__TASK BRIEF__: Show every line of the data that includes the word "display".

__Entries from a dataset of interfaces__:

•••••

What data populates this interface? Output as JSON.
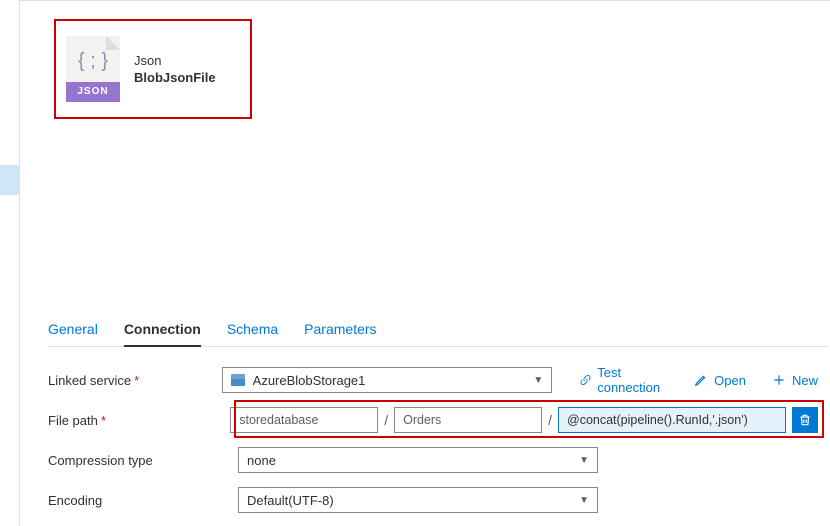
{
  "dataset": {
    "type_label": "Json",
    "name": "BlobJsonFile",
    "icon_band_text": "JSON",
    "icon_braces": "{ ; }"
  },
  "tabs": {
    "general": "General",
    "connection": "Connection",
    "schema": "Schema",
    "parameters": "Parameters"
  },
  "form": {
    "linked_service_label": "Linked service",
    "file_path_label": "File path",
    "compression_label": "Compression type",
    "encoding_label": "Encoding",
    "required_mark": "*"
  },
  "linked_service": {
    "value": "AzureBlobStorage1",
    "test_connection": "Test connection",
    "open": "Open",
    "new": "New"
  },
  "file_path": {
    "container": "storedatabase",
    "directory": "Orders",
    "file_expression": "@concat(pipeline().RunId,'.json')",
    "separator": "/"
  },
  "compression": {
    "value": "none"
  },
  "encoding": {
    "value": "Default(UTF-8)"
  }
}
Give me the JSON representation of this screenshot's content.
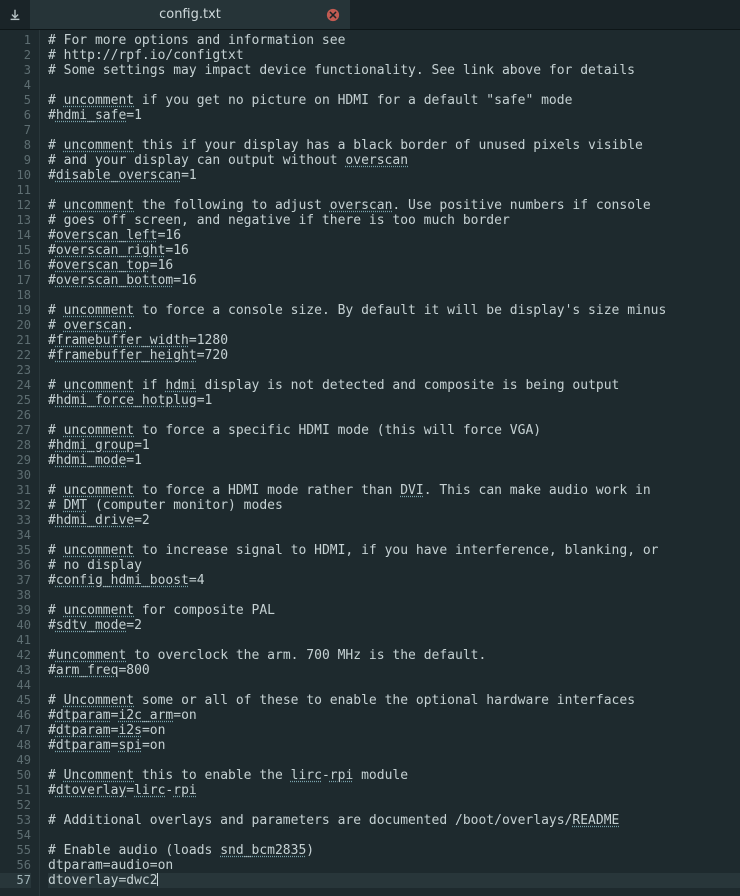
{
  "tab": {
    "title": "config.txt"
  },
  "icons": {
    "download": "download-icon",
    "close": "close-icon"
  },
  "editor": {
    "current_line": 57,
    "lines": [
      {
        "n": 1,
        "segs": [
          [
            "# For more options and information see",
            0
          ]
        ]
      },
      {
        "n": 2,
        "segs": [
          [
            "# http://rpf.io/configtxt",
            0
          ]
        ]
      },
      {
        "n": 3,
        "segs": [
          [
            "# Some settings may impact device functionality. See link above for details",
            0
          ]
        ]
      },
      {
        "n": 4,
        "segs": [
          [
            "",
            0
          ]
        ]
      },
      {
        "n": 5,
        "segs": [
          [
            "# ",
            0
          ],
          [
            "uncomment",
            1
          ],
          [
            " if you get no picture on HDMI for a default \"safe\" mode",
            0
          ]
        ]
      },
      {
        "n": 6,
        "segs": [
          [
            "#",
            0
          ],
          [
            "hdmi_safe",
            1
          ],
          [
            "=1",
            0
          ]
        ]
      },
      {
        "n": 7,
        "segs": [
          [
            "",
            0
          ]
        ]
      },
      {
        "n": 8,
        "segs": [
          [
            "# ",
            0
          ],
          [
            "uncomment",
            1
          ],
          [
            " this if your display has a black border of unused pixels visible",
            0
          ]
        ]
      },
      {
        "n": 9,
        "segs": [
          [
            "# and your display can output without ",
            0
          ],
          [
            "overscan",
            1
          ]
        ]
      },
      {
        "n": 10,
        "segs": [
          [
            "#",
            0
          ],
          [
            "disable_overscan",
            1
          ],
          [
            "=1",
            0
          ]
        ]
      },
      {
        "n": 11,
        "segs": [
          [
            "",
            0
          ]
        ]
      },
      {
        "n": 12,
        "segs": [
          [
            "# ",
            0
          ],
          [
            "uncomment",
            1
          ],
          [
            " the following to adjust ",
            0
          ],
          [
            "overscan",
            1
          ],
          [
            ". Use positive numbers if console",
            0
          ]
        ]
      },
      {
        "n": 13,
        "segs": [
          [
            "# goes off screen, and negative if there is too much border",
            0
          ]
        ]
      },
      {
        "n": 14,
        "segs": [
          [
            "#",
            0
          ],
          [
            "overscan_left",
            1
          ],
          [
            "=16",
            0
          ]
        ]
      },
      {
        "n": 15,
        "segs": [
          [
            "#",
            0
          ],
          [
            "overscan_right",
            1
          ],
          [
            "=16",
            0
          ]
        ]
      },
      {
        "n": 16,
        "segs": [
          [
            "#",
            0
          ],
          [
            "overscan_top",
            1
          ],
          [
            "=16",
            0
          ]
        ]
      },
      {
        "n": 17,
        "segs": [
          [
            "#",
            0
          ],
          [
            "overscan_bottom",
            1
          ],
          [
            "=16",
            0
          ]
        ]
      },
      {
        "n": 18,
        "segs": [
          [
            "",
            0
          ]
        ]
      },
      {
        "n": 19,
        "segs": [
          [
            "# ",
            0
          ],
          [
            "uncomment",
            1
          ],
          [
            " to force a console size. By default it will be display's size minus",
            0
          ]
        ]
      },
      {
        "n": 20,
        "segs": [
          [
            "# ",
            0
          ],
          [
            "overscan",
            1
          ],
          [
            ".",
            0
          ]
        ]
      },
      {
        "n": 21,
        "segs": [
          [
            "#",
            0
          ],
          [
            "framebuffer_width",
            1
          ],
          [
            "=1280",
            0
          ]
        ]
      },
      {
        "n": 22,
        "segs": [
          [
            "#",
            0
          ],
          [
            "framebuffer_height",
            1
          ],
          [
            "=720",
            0
          ]
        ]
      },
      {
        "n": 23,
        "segs": [
          [
            "",
            0
          ]
        ]
      },
      {
        "n": 24,
        "segs": [
          [
            "# ",
            0
          ],
          [
            "uncomment",
            1
          ],
          [
            " if ",
            0
          ],
          [
            "hdmi",
            1
          ],
          [
            " display is not detected and composite is being output",
            0
          ]
        ]
      },
      {
        "n": 25,
        "segs": [
          [
            "#",
            0
          ],
          [
            "hdmi_force_hotplug",
            1
          ],
          [
            "=1",
            0
          ]
        ]
      },
      {
        "n": 26,
        "segs": [
          [
            "",
            0
          ]
        ]
      },
      {
        "n": 27,
        "segs": [
          [
            "# ",
            0
          ],
          [
            "uncomment",
            1
          ],
          [
            " to force a specific HDMI mode (this will force VGA)",
            0
          ]
        ]
      },
      {
        "n": 28,
        "segs": [
          [
            "#",
            0
          ],
          [
            "hdmi_group",
            1
          ],
          [
            "=1",
            0
          ]
        ]
      },
      {
        "n": 29,
        "segs": [
          [
            "#",
            0
          ],
          [
            "hdmi_mode",
            1
          ],
          [
            "=1",
            0
          ]
        ]
      },
      {
        "n": 30,
        "segs": [
          [
            "",
            0
          ]
        ]
      },
      {
        "n": 31,
        "segs": [
          [
            "# ",
            0
          ],
          [
            "uncomment",
            1
          ],
          [
            " to force a HDMI mode rather than ",
            0
          ],
          [
            "DVI",
            1
          ],
          [
            ". This can make audio work in",
            0
          ]
        ]
      },
      {
        "n": 32,
        "segs": [
          [
            "# ",
            0
          ],
          [
            "DMT",
            1
          ],
          [
            " (computer monitor) modes",
            0
          ]
        ]
      },
      {
        "n": 33,
        "segs": [
          [
            "#",
            0
          ],
          [
            "hdmi_drive",
            1
          ],
          [
            "=2",
            0
          ]
        ]
      },
      {
        "n": 34,
        "segs": [
          [
            "",
            0
          ]
        ]
      },
      {
        "n": 35,
        "segs": [
          [
            "# ",
            0
          ],
          [
            "uncomment",
            1
          ],
          [
            " to increase signal to HDMI, if you have interference, blanking, or",
            0
          ]
        ]
      },
      {
        "n": 36,
        "segs": [
          [
            "# no display",
            0
          ]
        ]
      },
      {
        "n": 37,
        "segs": [
          [
            "#",
            0
          ],
          [
            "config_hdmi_boost",
            1
          ],
          [
            "=4",
            0
          ]
        ]
      },
      {
        "n": 38,
        "segs": [
          [
            "",
            0
          ]
        ]
      },
      {
        "n": 39,
        "segs": [
          [
            "# ",
            0
          ],
          [
            "uncomment",
            1
          ],
          [
            " for composite PAL",
            0
          ]
        ]
      },
      {
        "n": 40,
        "segs": [
          [
            "#",
            0
          ],
          [
            "sdtv_mode",
            1
          ],
          [
            "=2",
            0
          ]
        ]
      },
      {
        "n": 41,
        "segs": [
          [
            "",
            0
          ]
        ]
      },
      {
        "n": 42,
        "segs": [
          [
            "#",
            0
          ],
          [
            "uncomment",
            1
          ],
          [
            " to overclock the arm. 700 MHz is the default.",
            0
          ]
        ]
      },
      {
        "n": 43,
        "segs": [
          [
            "#",
            0
          ],
          [
            "arm_freq",
            1
          ],
          [
            "=800",
            0
          ]
        ]
      },
      {
        "n": 44,
        "segs": [
          [
            "",
            0
          ]
        ]
      },
      {
        "n": 45,
        "segs": [
          [
            "# ",
            0
          ],
          [
            "Uncomment",
            1
          ],
          [
            " some or all of these to enable the optional hardware interfaces",
            0
          ]
        ]
      },
      {
        "n": 46,
        "segs": [
          [
            "#",
            0
          ],
          [
            "dtparam",
            1
          ],
          [
            "=",
            0
          ],
          [
            "i2c_arm",
            1
          ],
          [
            "=on",
            0
          ]
        ]
      },
      {
        "n": 47,
        "segs": [
          [
            "#",
            0
          ],
          [
            "dtparam",
            1
          ],
          [
            "=",
            0
          ],
          [
            "i2s",
            1
          ],
          [
            "=on",
            0
          ]
        ]
      },
      {
        "n": 48,
        "segs": [
          [
            "#",
            0
          ],
          [
            "dtparam",
            1
          ],
          [
            "=",
            0
          ],
          [
            "spi",
            1
          ],
          [
            "=on",
            0
          ]
        ]
      },
      {
        "n": 49,
        "segs": [
          [
            "",
            0
          ]
        ]
      },
      {
        "n": 50,
        "segs": [
          [
            "# ",
            0
          ],
          [
            "Uncomment",
            1
          ],
          [
            " this to enable the ",
            0
          ],
          [
            "lirc",
            1
          ],
          [
            "-",
            0
          ],
          [
            "rpi",
            1
          ],
          [
            " module",
            0
          ]
        ]
      },
      {
        "n": 51,
        "segs": [
          [
            "#",
            0
          ],
          [
            "dtoverlay",
            1
          ],
          [
            "=",
            0
          ],
          [
            "lirc",
            1
          ],
          [
            "-",
            0
          ],
          [
            "rpi",
            1
          ]
        ]
      },
      {
        "n": 52,
        "segs": [
          [
            "",
            0
          ]
        ]
      },
      {
        "n": 53,
        "segs": [
          [
            "# Additional overlays and parameters are documented /boot/overlays/",
            0
          ],
          [
            "README",
            1
          ]
        ]
      },
      {
        "n": 54,
        "segs": [
          [
            "",
            0
          ]
        ]
      },
      {
        "n": 55,
        "segs": [
          [
            "# Enable audio (loads ",
            0
          ],
          [
            "snd_bcm2835",
            1
          ],
          [
            ")",
            0
          ]
        ]
      },
      {
        "n": 56,
        "segs": [
          [
            "dtparam=audio=on",
            0
          ]
        ]
      },
      {
        "n": 57,
        "segs": [
          [
            "dtoverlay=dwc2",
            0
          ]
        ]
      }
    ]
  }
}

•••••

__THE ANSWER__:
            " this if your display has a black border of unused pixels visible",
            "# and your display can output without ",
            " to force a console size. By default it will be display's size minus",
            " display is not detected and composite is being output",
            "# no display",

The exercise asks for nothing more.